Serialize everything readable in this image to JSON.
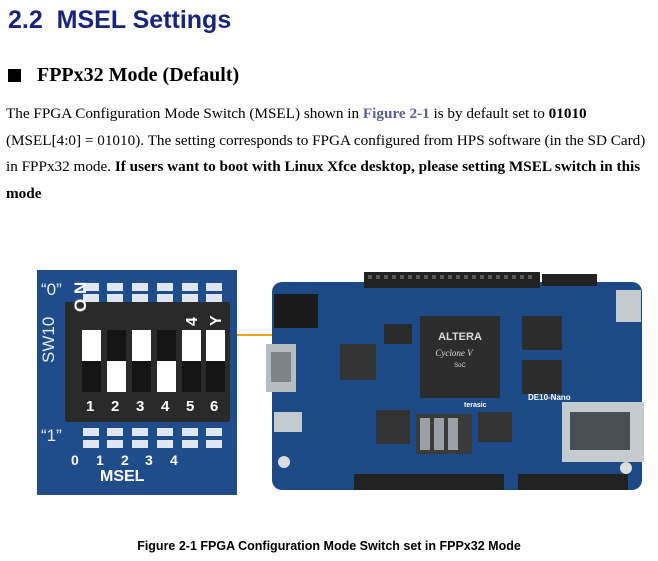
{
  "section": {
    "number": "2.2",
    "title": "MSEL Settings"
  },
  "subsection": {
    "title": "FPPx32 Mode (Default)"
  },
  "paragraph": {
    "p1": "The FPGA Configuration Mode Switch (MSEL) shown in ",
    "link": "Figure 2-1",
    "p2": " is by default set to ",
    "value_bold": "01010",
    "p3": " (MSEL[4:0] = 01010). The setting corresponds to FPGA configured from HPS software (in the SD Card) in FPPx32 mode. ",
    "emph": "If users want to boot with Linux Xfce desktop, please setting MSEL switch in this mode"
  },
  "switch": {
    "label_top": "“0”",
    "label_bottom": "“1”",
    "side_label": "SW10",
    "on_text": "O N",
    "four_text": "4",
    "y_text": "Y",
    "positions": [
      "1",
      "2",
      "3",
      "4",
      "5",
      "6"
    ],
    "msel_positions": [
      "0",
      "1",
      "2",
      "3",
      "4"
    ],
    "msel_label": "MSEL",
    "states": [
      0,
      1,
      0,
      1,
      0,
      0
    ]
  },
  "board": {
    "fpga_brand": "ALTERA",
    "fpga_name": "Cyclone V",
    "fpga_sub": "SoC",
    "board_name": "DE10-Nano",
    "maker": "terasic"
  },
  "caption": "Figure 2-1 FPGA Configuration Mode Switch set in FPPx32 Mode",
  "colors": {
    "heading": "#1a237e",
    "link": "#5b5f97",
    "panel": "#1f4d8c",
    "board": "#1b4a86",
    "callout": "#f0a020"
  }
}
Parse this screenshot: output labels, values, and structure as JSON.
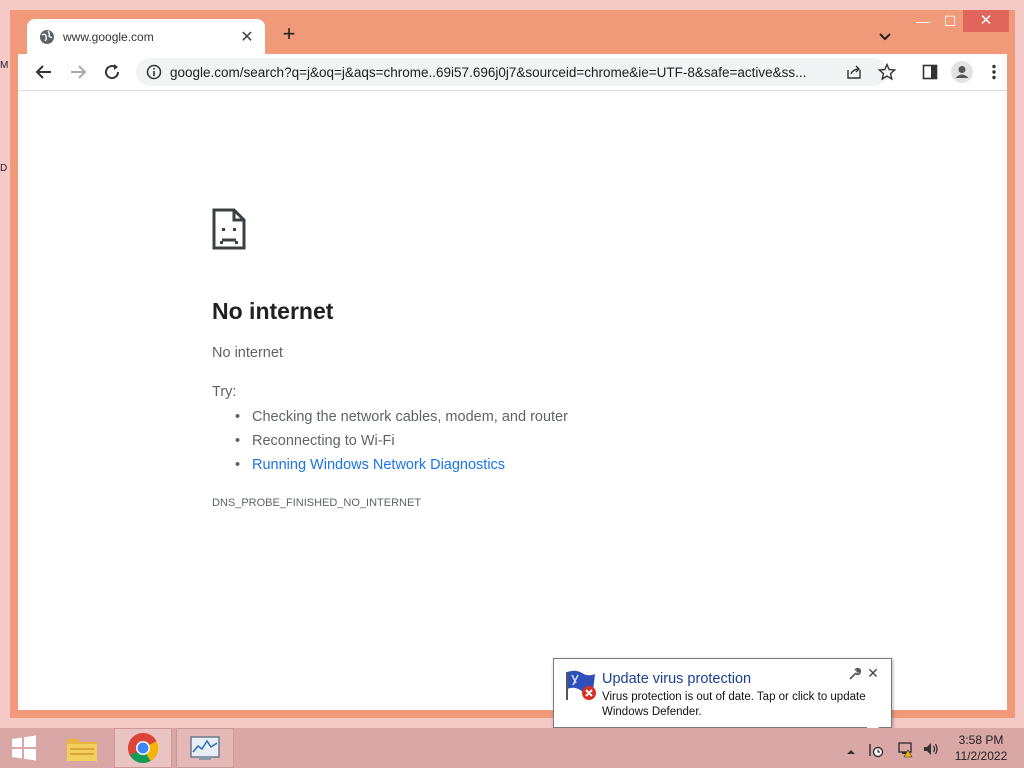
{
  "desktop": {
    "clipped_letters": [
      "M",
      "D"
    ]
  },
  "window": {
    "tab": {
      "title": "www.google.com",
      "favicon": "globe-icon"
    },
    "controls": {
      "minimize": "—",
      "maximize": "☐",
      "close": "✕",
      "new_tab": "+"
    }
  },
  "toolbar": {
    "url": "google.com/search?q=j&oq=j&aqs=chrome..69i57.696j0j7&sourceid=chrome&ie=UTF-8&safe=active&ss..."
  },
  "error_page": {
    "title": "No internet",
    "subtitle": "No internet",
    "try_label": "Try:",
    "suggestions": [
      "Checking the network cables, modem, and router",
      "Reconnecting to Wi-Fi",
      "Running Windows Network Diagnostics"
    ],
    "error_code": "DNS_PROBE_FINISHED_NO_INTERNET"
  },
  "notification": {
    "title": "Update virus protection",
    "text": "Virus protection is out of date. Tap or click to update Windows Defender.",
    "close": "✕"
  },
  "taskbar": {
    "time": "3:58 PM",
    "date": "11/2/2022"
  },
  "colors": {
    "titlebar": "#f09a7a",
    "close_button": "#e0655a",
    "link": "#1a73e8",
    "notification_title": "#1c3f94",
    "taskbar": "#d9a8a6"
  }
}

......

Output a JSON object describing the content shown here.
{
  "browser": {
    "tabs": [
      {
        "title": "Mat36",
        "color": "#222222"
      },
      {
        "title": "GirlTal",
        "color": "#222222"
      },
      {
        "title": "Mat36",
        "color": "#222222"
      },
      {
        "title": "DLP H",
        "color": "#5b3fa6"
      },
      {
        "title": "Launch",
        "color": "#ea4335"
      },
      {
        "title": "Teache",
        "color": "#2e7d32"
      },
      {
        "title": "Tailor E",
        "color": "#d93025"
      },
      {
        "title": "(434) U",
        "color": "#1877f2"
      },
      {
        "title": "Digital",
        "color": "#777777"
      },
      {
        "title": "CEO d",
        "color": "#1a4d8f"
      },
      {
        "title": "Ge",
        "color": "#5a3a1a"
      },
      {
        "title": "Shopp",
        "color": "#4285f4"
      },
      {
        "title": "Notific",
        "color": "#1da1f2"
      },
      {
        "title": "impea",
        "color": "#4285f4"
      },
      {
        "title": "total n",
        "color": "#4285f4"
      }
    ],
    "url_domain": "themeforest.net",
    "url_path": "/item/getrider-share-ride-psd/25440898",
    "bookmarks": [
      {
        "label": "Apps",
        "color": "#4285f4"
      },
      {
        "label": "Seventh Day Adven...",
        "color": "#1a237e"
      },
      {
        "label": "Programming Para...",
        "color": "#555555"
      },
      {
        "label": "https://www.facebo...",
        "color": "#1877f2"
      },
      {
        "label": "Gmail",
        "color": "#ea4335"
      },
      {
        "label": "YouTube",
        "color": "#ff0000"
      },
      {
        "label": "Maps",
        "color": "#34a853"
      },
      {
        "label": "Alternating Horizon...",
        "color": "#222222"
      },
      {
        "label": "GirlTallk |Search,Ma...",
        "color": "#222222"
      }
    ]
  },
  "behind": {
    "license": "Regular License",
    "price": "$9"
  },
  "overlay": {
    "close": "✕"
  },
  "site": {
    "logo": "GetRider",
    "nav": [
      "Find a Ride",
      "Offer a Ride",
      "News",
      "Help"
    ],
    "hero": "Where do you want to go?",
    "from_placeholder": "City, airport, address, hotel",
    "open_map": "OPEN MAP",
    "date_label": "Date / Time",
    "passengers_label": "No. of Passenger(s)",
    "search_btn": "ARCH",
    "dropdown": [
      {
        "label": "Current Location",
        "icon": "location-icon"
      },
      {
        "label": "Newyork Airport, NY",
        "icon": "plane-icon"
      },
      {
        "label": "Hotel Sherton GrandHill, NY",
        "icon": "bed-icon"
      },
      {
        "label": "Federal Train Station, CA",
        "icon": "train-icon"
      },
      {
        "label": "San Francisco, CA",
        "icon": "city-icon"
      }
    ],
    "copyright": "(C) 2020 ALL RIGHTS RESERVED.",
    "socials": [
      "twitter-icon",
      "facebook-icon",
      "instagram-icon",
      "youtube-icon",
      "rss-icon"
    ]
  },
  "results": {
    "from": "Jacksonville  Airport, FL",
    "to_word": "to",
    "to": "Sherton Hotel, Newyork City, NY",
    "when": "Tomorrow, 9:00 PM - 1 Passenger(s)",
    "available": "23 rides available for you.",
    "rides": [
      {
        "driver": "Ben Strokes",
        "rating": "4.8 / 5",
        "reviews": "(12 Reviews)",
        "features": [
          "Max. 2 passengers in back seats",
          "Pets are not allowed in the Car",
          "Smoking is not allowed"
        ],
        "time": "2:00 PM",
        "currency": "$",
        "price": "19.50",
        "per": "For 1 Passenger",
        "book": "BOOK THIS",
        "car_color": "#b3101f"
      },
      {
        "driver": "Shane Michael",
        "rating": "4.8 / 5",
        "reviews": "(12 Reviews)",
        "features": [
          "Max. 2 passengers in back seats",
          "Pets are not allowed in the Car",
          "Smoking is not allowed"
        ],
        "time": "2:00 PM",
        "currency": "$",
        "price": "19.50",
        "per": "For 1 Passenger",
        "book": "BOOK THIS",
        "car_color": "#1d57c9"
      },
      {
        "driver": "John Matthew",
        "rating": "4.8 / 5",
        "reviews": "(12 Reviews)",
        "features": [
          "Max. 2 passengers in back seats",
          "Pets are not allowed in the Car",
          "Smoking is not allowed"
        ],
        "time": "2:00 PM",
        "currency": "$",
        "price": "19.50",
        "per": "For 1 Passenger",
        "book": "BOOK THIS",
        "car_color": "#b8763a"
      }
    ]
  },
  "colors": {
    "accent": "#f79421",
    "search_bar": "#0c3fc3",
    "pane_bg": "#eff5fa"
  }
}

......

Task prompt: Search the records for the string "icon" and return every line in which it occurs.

Solved exercise:
      "favicon": "globe-icon"
        "icon": "location-icon"
        "icon": "plane-icon"
        "icon": "bed-icon"
        "icon": "train-icon"
        "icon": "city-icon"
      "twitter-icon",
      "facebook-icon",
      "instagram-icon",
      "youtube-icon",
      "rss-icon"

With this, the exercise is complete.